DISCHARGED MEMBERS OF THE ARMED FORCES              EC 68075.5; T5 54041

A student who was a member of the armed forces of the United States stationed in California on active duty for more than one year immediately prior to being discharged shall be exempt from paying nonresident tuition for up to one year if he or she files an affidavit with the community college stating that he or she intends to establish residency in California as soon as possible.  This one year exemption shall be used while the student lives in this state and within two years of being discharged (effective January 1, 2013, AB 2478 amended Education Code section 68075.5 to give the student two years to start the one year exemption period as the student may need to temporarily to return to their home state after discharge and may not be able to immediately start their education in California).  A former member of the armed forces of the United States who received a dishonorable or bad conduct discharge shall not be eligible for this exemption.

 

NONRESIDENT VETERANS   AB 81 (APPROVED BY GOVERNOR JUNE 24, 2015); SB 85 (APPROVED BY GOVERNOR JUNE 27, 2017)

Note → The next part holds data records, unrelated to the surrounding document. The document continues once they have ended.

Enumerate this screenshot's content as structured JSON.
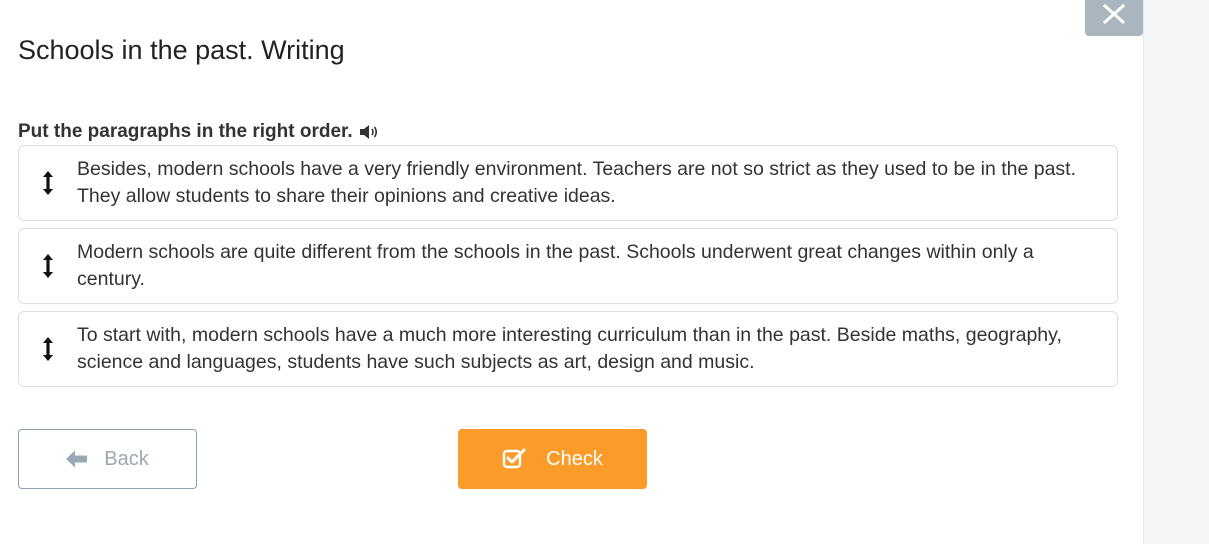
{
  "header": {
    "title": "Schools in the past. Writing"
  },
  "task": {
    "instruction": "Put the paragraphs in the right order."
  },
  "paragraphs": [
    {
      "text": "Besides, modern schools have a very friendly environment. Teachers are not so strict as they used to be in the past. They allow students to share their opinions and creative ideas."
    },
    {
      "text": "Modern schools are quite different from the schools in the past. Schools underwent great changes within only a century."
    },
    {
      "text": "To start with, modern schools have a much more interesting curriculum than in the past. Beside maths, geography, science and languages, students have such subjects as art, design and music."
    }
  ],
  "buttons": {
    "back_label": "Back",
    "check_label": "Check"
  },
  "icons": {
    "fullscreen": "expand-arrows-icon",
    "audio": "speaker-icon",
    "drag": "vertical-arrows-icon",
    "back": "arrow-left-icon",
    "check": "checkbox-icon"
  },
  "colors": {
    "accent": "#fb9c2a",
    "fullscreen_bg": "#a9b5bf",
    "back_border": "#8aa0b2",
    "back_text": "#9aa8b3",
    "item_border": "#dcdfe3",
    "side_panel": "#f4f6f8"
  }
}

In August 2014, the Veterans Access, Choice, and Accountability Act of 2014 (VACA Act) was signed into federal law (updated in 2016 by Public Law 114-315).  This required the U.S. Department of Veterans Affairs (VA) to disapprove programs of education under the Montgomery GI Bill-Active Duty (MGIB-AD) and Post-9/11 GI Bill education benefit programs (Chapters 30 or 33, respectively, of Title 38, U.S. Code) at public institutions of higher learning if the school charges qualifying nonresident veterans and other qualifying individuals (“covered individuals”) tuition and fees in excess of the in-state rate for resident students for terms beginning after July 1, 2015 therefore, California Community Colleges proceeded to implement  “in-state” rates for “covered individuals” effective for academic terms beginning after July, 1 2015 as required by enacted Education Code section 68075.7 (AB 81, 2015; SB 85, 2017).  For the specific criteria for determining eligibility for “covered individual status” and other VACA Act implementation guidance, please refer to the linked August 4, 2017 Chancellor’s Office VACA Act memorandum.  Please note the VACA Act was further amended in September 2018 by Pub.L. No 115-251, which added a new category of covered individuals. The new category includes individuals eligible for rehabilitation under 38 U.S. Code § 3102 pursuing a course of education with education assistance from the Training and Rehabilitation for Veterans with Service-Connected Disabilities (Chapter 31) education benefits program. The CCCCO is currently working to amend Education Code section 68075.7 to reflect the change in federal law. In the meantime, districts should refer to the federal statute (38 U.S.C. 3679(c)) for the complete list of covered individuals under the VACA Act. The change was effective for courses or terms beginning after March 1, 2019, however, on March 4, 2019, the Department of Veterans Affairs issued a waiver extending the deadline for state compliance to September 30, 2019. Colleges should exempt the new group of covered individuals from nonresident tuition effective immediately, but will not be penalized as long as they are in compliance by September 30, 2019.